Mushrooms can be preserved in several ways, but some species are better preserved in certain ways rather than others. What follows is a brief guide.
Some mushrooms can be frozen raw, examples being Ceps and other boletus species as well as Hedgehog and Horn of Plenty. However, better results are usually obtained by frying in butter or oil before freezing. You can add some onion or garlic to them if you wish. This method works for any firm fleshed mushrooms, but softer species such as ink caps or Oyster mushrooms lose their texture. Mushrooms will keep like this for several months, and are ideal for adding to omelettes, casseroles or stews.
Many mushrooms can be dried and will keep very well as long as they are then kept in an airtight container; Kilner jars are best for this. Large or solid mushrooms are best sliced before drying – this will also determine whether they have been attacked by insect larvae. Smaller species such as Fairy Ring Champignons can be dried whole.
Place them on cake racks or other things that will allow air circulation under them as well as on top, until they are completely dry and crisp. They will dry in a warm room, but more quickly in an airing cupboard, on top of a radiator or boiler. Mushrooms can be dried in an oven at low temperature, (it is probably best to leave the door open, as if the temperature exceeds 60 degrees the mushrooms will blacken and the flavor will be adversely affected). Alternatively, mushrooms can be threaded onto string and dried over cookers, etc.
To rehydrate them either pour on hot or boiling water and leave for a half to one hour, or pour over cold water and leave them in the fridge overnight. The texture will not be quite as they were when fresh but is certainly good enough for soups, stews and casseroles. The soaking water makes a good stock.
Mushrooms in oil or clarified butter
Mushrooms can be preserved in sterilised jars under oil or clarified butter.
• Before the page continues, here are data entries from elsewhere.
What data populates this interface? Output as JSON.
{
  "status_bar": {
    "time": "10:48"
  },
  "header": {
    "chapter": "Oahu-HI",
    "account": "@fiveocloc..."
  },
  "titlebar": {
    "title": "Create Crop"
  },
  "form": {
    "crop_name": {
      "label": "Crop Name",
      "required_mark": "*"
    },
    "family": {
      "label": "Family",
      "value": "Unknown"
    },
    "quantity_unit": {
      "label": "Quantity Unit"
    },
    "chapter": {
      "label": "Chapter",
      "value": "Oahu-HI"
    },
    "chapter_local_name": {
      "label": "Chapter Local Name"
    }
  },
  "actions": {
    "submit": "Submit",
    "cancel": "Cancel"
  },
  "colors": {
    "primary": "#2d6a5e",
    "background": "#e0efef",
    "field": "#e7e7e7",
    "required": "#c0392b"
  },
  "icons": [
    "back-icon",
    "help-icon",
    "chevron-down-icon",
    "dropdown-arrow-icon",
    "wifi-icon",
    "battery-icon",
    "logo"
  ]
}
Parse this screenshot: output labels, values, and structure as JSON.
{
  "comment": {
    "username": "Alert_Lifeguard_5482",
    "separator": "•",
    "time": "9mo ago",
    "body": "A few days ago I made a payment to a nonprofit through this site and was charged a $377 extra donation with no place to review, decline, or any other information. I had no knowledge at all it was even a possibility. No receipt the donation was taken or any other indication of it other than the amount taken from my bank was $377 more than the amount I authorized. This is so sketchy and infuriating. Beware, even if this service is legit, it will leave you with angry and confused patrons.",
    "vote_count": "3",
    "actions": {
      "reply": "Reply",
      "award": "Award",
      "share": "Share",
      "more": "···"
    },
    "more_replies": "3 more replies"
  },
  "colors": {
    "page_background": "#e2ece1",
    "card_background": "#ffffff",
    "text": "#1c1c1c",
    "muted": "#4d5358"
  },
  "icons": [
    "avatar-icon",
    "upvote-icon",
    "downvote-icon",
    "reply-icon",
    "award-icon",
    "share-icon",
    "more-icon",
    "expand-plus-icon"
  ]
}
If being preserved in oil, they should be sterilised first, either by briefly boiling in a mixture of vinegar and salted water or by frying and then covered with oil in the jars, making sure that no air bubbles are present. Keep the jars sealed and use quickly after opening, as they will not keep after they are exposed to the air. This method can work well, but discard any jars that show mould or bubbles developing – for this reason and because opened jars spoil quickly, several small jars are preferable to a few large ones.
Preserving mushrooms in clarified butter is very similar to the process of frying and freezing. Fry the mushrooms in butter, with any herbs or spices that you care to use, pour off any excess liquid and then pack them into jars, then cover them fully with clarified butter (also known as ghee) and seal with lids or parchment. If kept in the fridge, these will keep for several weeks.
Thanks to Wild Harvest for information